__The input__.
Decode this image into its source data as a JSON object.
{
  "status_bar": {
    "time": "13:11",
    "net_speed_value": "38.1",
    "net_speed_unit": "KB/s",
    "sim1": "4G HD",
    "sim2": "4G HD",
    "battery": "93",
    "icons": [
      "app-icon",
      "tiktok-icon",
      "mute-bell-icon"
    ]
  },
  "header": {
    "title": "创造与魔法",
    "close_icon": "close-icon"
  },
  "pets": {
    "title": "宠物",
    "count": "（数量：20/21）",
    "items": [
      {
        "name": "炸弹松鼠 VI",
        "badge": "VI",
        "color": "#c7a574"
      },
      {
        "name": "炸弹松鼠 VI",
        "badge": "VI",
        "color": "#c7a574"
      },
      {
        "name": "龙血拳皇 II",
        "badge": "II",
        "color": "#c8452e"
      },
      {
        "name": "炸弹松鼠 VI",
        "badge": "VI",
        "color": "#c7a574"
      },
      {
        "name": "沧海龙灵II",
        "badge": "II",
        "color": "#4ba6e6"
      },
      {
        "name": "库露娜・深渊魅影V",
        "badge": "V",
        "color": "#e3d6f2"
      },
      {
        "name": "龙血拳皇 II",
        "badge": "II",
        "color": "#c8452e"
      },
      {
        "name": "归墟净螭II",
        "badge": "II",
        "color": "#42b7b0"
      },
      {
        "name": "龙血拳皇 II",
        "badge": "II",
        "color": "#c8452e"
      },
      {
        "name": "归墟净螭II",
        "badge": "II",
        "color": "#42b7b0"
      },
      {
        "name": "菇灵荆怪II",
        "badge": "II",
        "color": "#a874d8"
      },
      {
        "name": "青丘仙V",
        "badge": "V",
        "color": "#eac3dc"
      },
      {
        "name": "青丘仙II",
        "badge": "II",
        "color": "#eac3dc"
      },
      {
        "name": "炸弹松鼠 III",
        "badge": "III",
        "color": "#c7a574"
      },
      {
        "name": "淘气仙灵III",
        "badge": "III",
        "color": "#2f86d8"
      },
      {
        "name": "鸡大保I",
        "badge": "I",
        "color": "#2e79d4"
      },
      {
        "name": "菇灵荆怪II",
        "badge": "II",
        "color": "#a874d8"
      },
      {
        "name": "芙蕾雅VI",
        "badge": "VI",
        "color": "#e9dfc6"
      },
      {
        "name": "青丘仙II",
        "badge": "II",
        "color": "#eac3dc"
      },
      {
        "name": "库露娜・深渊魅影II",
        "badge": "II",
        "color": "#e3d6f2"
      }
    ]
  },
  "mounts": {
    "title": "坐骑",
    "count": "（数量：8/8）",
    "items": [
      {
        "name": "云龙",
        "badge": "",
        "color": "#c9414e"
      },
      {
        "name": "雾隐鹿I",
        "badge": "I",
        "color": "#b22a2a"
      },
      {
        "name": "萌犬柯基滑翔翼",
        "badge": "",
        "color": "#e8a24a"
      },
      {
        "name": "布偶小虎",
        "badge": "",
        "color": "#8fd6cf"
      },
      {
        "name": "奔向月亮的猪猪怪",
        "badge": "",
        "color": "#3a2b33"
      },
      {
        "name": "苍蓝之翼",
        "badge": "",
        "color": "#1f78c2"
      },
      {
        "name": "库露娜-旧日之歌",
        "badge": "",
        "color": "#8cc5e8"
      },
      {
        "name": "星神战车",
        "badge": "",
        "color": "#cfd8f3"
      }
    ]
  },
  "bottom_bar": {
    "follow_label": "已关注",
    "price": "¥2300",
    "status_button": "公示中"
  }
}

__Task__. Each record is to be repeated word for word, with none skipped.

__Response box__.
Decode this image into its source data as a JSON object.
{
  "status_bar": {
    "time": "13:11",
    "net_speed_value": "38.1",
    "net_speed_unit": "KB/s",
    "sim1": "4G HD",
    "sim2": "4G HD",
    "battery": "93",
    "icons": [
      "app-icon",
      "tiktok-icon",
      "mute-bell-icon"
    ]
  },
  "header": {
    "title": "创造与魔法",
    "close_icon": "close-icon"
  },
  "pets": {
    "title": "宠物",
    "count": "（数量：20/21）",
    "items": [
      {
        "name": "炸弹松鼠 VI",
        "badge": "VI",
        "color": "#c7a574"
      },
      {
        "name": "炸弹松鼠 VI",
        "badge": "VI",
        "color": "#c7a574"
      },
      {
        "name": "龙血拳皇 II",
        "badge": "II",
        "color": "#c8452e"
      },
      {
        "name": "炸弹松鼠 VI",
        "badge": "VI",
        "color": "#c7a574"
      },
      {
        "name": "沧海龙灵II",
        "badge": "II",
        "color": "#4ba6e6"
      },
      {
        "name": "库露娜・深渊魅影V",
        "badge": "V",
        "color": "#e3d6f2"
      },
      {
        "name": "龙血拳皇 II",
        "badge": "II",
        "color": "#c8452e"
      },
      {
        "name": "归墟净螭II",
        "badge": "II",
        "color": "#42b7b0"
      },
      {
        "name": "龙血拳皇 II",
        "badge": "II",
        "color": "#c8452e"
      },
      {
        "name": "归墟净螭II",
        "badge": "II",
        "color": "#42b7b0"
      },
      {
        "name": "菇灵荆怪II",
        "badge": "II",
        "color": "#a874d8"
      },
      {
        "name": "青丘仙V",
        "badge": "V",
        "color": "#eac3dc"
      },
      {
        "name": "青丘仙II",
        "badge": "II",
        "color": "#eac3dc"
      },
      {
        "name": "炸弹松鼠 III",
        "badge": "III",
        "color": "#c7a574"
      },
      {
        "name": "淘气仙灵III",
        "badge": "III",
        "color": "#2f86d8"
      },
      {
        "name": "鸡大保I",
        "badge": "I",
        "color": "#2e79d4"
      },
      {
        "name": "菇灵荆怪II",
        "badge": "II",
        "color": "#a874d8"
      },
      {
        "name": "芙蕾雅VI",
        "badge": "VI",
        "color": "#e9dfc6"
      },
      {
        "name": "青丘仙II",
        "badge": "II",
        "color": "#eac3dc"
      },
      {
        "name": "库露娜・深渊魅影II",
        "badge": "II",
        "color": "#e3d6f2"
      }
    ]
  },
  "mounts": {
    "title": "坐骑",
    "count": "（数量：8/8）",
    "items": [
      {
        "name": "云龙",
        "badge": "",
        "color": "#c9414e"
      },
      {
        "name": "雾隐鹿I",
        "badge": "I",
        "color": "#b22a2a"
      },
      {
        "name": "萌犬柯基滑翔翼",
        "badge": "",
        "color": "#e8a24a"
      },
      {
        "name": "布偶小虎",
        "badge": "",
        "color": "#8fd6cf"
      },
      {
        "name": "奔向月亮的猪猪怪",
        "badge": "",
        "color": "#3a2b33"
      },
      {
        "name": "苍蓝之翼",
        "badge": "",
        "color": "#1f78c2"
      },
      {
        "name": "库露娜-旧日之歌",
        "badge": "",
        "color": "#8cc5e8"
      },
      {
        "name": "星神战车",
        "badge": "",
        "color": "#cfd8f3"
      }
    ]
  },
  "bottom_bar": {
    "follow_label": "已关注",
    "price": "¥2300",
    "status_button": "公示中"
  }
}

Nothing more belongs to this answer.